  2. ^ Business Standard. "PM inaugurates Indian Oil's Paradip refinery". Retrieved 2016-04-28. 
  3. ^ Ministry of MSME, Govt. of India. "Comprehensive District Plan for Jagatsinghpur" (PDF). Retrieved 2016-04-28. 
  4. ^ S.V.M. College. "S.V.M. Autonomous College, Jagatsinghpur". Retrieved 2016-04-28. 
  5. ^ Census 2011. "Jagatsinghpur census data 2011". Retrieved 2016-04-28. 
  6. ^ CIA, US Directorate of Intelligence, Country Comparison:Population https://www.cia.gov/library/publications/the-world-factbook/rankorder/2119rank.html | accessdate = 2011-10-01
  7. ^ "2010 Resident Population Data". U. S. Census Bureau.

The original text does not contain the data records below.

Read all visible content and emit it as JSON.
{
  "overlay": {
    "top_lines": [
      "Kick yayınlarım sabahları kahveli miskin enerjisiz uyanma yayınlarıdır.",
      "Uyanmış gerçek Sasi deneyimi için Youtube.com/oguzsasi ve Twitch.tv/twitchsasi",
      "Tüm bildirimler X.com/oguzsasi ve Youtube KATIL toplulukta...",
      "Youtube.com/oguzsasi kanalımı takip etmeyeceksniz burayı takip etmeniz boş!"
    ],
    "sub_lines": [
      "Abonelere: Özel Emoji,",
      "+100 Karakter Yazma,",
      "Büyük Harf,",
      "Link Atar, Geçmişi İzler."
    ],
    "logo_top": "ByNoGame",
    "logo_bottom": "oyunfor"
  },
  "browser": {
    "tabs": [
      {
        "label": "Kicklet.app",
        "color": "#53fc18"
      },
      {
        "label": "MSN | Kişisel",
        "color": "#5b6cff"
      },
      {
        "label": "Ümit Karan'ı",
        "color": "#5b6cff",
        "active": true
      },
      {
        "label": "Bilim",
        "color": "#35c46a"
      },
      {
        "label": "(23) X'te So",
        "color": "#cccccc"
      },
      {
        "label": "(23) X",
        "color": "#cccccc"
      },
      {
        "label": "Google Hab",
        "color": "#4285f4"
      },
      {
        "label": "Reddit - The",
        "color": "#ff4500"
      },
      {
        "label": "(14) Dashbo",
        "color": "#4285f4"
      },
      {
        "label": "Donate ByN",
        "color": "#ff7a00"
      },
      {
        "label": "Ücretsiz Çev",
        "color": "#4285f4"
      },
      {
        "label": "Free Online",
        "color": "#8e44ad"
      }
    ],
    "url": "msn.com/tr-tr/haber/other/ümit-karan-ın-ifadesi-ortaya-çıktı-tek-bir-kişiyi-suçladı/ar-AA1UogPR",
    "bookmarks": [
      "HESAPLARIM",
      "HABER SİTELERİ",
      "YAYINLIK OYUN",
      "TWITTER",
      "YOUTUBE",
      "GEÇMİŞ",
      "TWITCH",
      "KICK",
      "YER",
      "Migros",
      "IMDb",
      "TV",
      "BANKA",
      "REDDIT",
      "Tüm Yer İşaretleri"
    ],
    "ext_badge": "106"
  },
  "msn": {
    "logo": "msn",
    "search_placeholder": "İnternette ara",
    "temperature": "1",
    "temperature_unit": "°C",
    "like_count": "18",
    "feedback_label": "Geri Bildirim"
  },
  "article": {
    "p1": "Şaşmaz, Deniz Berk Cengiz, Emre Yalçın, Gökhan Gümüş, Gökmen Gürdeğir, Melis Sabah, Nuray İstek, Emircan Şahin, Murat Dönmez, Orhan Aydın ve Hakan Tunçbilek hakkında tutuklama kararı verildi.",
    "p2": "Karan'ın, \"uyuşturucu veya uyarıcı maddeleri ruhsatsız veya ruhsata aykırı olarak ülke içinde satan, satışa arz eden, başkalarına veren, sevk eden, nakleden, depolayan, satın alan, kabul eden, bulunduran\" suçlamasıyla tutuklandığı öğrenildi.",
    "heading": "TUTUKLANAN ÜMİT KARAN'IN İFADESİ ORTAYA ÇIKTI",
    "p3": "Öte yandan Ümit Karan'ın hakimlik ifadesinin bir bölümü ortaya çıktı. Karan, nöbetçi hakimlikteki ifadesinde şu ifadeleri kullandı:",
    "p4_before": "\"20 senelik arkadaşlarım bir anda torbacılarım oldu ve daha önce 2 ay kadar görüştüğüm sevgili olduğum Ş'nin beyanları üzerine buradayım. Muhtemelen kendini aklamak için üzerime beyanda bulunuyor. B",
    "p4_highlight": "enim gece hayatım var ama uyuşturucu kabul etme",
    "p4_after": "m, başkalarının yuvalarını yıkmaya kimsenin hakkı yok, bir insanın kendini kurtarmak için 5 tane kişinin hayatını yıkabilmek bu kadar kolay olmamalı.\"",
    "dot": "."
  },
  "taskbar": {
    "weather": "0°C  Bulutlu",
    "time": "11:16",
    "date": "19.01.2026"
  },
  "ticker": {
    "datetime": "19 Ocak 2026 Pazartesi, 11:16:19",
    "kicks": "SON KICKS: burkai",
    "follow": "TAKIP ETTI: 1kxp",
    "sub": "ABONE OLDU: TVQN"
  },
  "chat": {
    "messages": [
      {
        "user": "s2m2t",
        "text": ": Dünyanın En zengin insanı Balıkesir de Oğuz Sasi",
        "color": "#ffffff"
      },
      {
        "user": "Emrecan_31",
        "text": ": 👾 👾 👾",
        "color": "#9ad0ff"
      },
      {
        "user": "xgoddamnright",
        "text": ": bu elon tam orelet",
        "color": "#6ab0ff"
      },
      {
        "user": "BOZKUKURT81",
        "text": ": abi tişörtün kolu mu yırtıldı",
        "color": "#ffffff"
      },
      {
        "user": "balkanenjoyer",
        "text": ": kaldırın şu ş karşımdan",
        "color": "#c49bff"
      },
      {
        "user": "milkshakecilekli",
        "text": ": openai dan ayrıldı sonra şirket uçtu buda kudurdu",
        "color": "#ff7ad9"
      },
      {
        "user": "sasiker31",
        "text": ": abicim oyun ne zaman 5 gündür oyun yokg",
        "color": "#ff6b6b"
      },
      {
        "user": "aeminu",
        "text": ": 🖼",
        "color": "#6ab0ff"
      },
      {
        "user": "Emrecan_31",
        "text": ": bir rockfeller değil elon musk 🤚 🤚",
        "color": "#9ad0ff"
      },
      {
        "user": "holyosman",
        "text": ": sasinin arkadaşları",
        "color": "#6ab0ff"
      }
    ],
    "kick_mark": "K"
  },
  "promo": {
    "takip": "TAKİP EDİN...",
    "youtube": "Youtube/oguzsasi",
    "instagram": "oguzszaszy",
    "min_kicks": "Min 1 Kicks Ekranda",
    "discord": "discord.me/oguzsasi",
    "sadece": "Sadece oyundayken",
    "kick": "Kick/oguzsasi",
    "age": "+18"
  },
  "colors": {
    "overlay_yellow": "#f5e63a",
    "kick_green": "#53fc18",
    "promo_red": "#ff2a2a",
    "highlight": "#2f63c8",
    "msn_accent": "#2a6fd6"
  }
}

Archived from the original on 2013-10-19. Retrieved 2011-09-30. 
  8. ^ Census 2011. "Jagatsinghpur census data 2011". Retrieved 2016-04-28. 
  9. ^ Indian Rail. "Indian Rail Info". Retrieved 2016-05-03. 
  10. ^ The Economic Times. "Centre accords National Highway status to 2,000 km roads in Odisha". Retrieved 2016-05-03. 
  11. ^ "Funds Lacking to Promote Siali Beach as Tourist Destination". The New Indian Express. 23 Dec 2014. 
  12. ^ Assembly Constituencies and their EXtent
  13. ^ Seats of Odisha
  14. ^ "List of Member in Fourteenth Assembly". ws.ori.nic.in. Archived from the original on 2 May 2007. Retrieved 19 February 2013. 

External links[edit]